|US9190825 *||Jul 17, 2013||Nov 17, 2015||Oceaneering International, Inc.||Molded testable long term subsea abandonment cap for electrical cables and method of manufacture|
|US9300076||Mar 14, 2012||Mar 29, 2016||Lex Products Corp.||Electrical connector assembly having a spin ring and a pre-mold covering an electrical connector|
|US20090176416 *||Jan 8, 2008||Jul 9, 2009||Ilsco Corporation||Submersible electrical connector|
|US20140060928 *||Jul 17, 2013||Mar 6, 2014||Oceaneering International, Inc.||Molded Testable Long Term Subsea Abandonment Cap for Electrical Cables and Method of Manufacture|
|U.S. Classification||439/606, 29/858, 29/883|
|International Classification||H01R43/18, H01R13/504|
|Cooperative Classification||Y10T29/4922, H01R43/18, Y10T29/49176, H01R13/504|
|European Classification||H01R43/18, H01R13/504|
|Aug 12, 2002||AS||Assignment|
Owner name: CLEMENTS NATIONAL COMPANY, ILLINOIS
Free format text: ASSIGNMENT OF ASSIGNORS INTEREST;ASSIGNOR:WALSE, ALAN;REEL/FRAME:013195/0491
Effective date: 20020725
|Mar 21, 2008||FPAY||Fee payment|
Year of fee payment: 4
|Mar 21, 2012||FPAY||Fee payment|
Year of fee payment: 8
|Feb 8, 2013||AS||Assignment|
Owner name: MADISON CAPITAL FUNDING LLC, AS AGENT, ILLINOIS
Free format text: SECURITY AGREEMENT;ASSIGNOR:CLEMENTS NATIONAL COMPANY;REEL/FRAME:029778/0117
Effective date: 20120803
|Nov 17, 2014||AS||Assignment|
Owner name: CIT FINANCE LLC, NEW YORK
Free format text: SECURITY INTEREST;ASSIGNORS:WINCHESTER ELECTRONICS CORPORATION;CLEMENTS NATIONAL COMPANY;TRU CORPORATION;AND OTHERS;REEL/FRAME:034280/0547
Effective date: 20141117
|Nov 18, 2014||AS||Assignment|

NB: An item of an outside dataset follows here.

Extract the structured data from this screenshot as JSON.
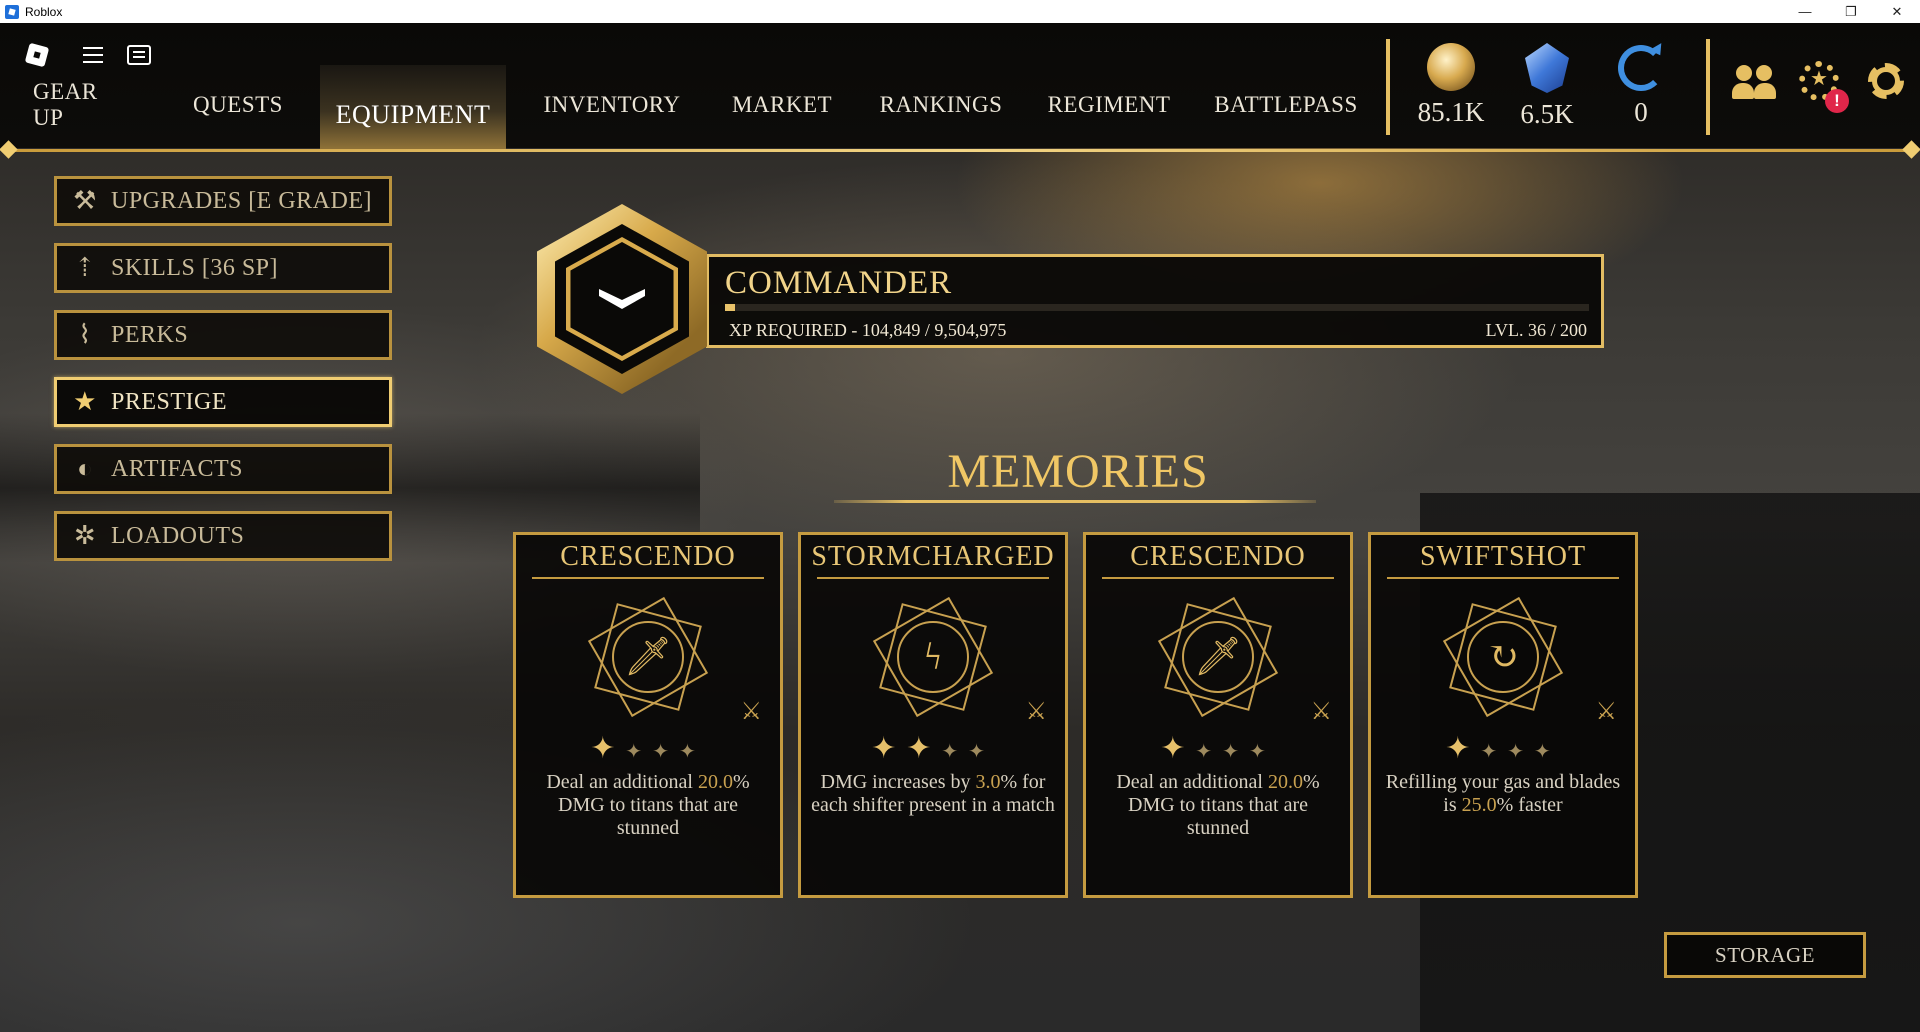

Owner name: CLEMENTS NATIONAL COMPANY, ILLINOIS
Free format text: RELEASE BY SECURED PARTY;ASSIGNOR:MADISON CAPITAL FUNDING LLC;REEL/FRAME:034202/0034
Effective date: 20141117
|Nov 19, 2014||AS||Assignment|
Owner name: CLEMENTS NATIONAL COMPANY, CONNECTICUT
Free format text: RELEASE BY SECURED PARTY;ASSIGNOR:MADISON CAPITAL FUNDING LLC;REEL/FRAME:034210/0618
Effective date: 20141117
|Nov 20, 2014||AS||Assignment|
Owner name: WILMINGTON TRUST, NATIONAL ASSOCIATION, AS COLLATE
Free format text: SECOND LIEN SECURITY AGREEMENT;ASSIGNORS:WINCHESTER ELECTRONICS CORPORATION;TRU CORPORATION;SRI HERMETICS LLC;AND OTHERS;REEL/FRAME:034306/0792
Effective date: 20141117
|Feb 11, 2016||FPAY||Fee payment|
Year of fee payment: 12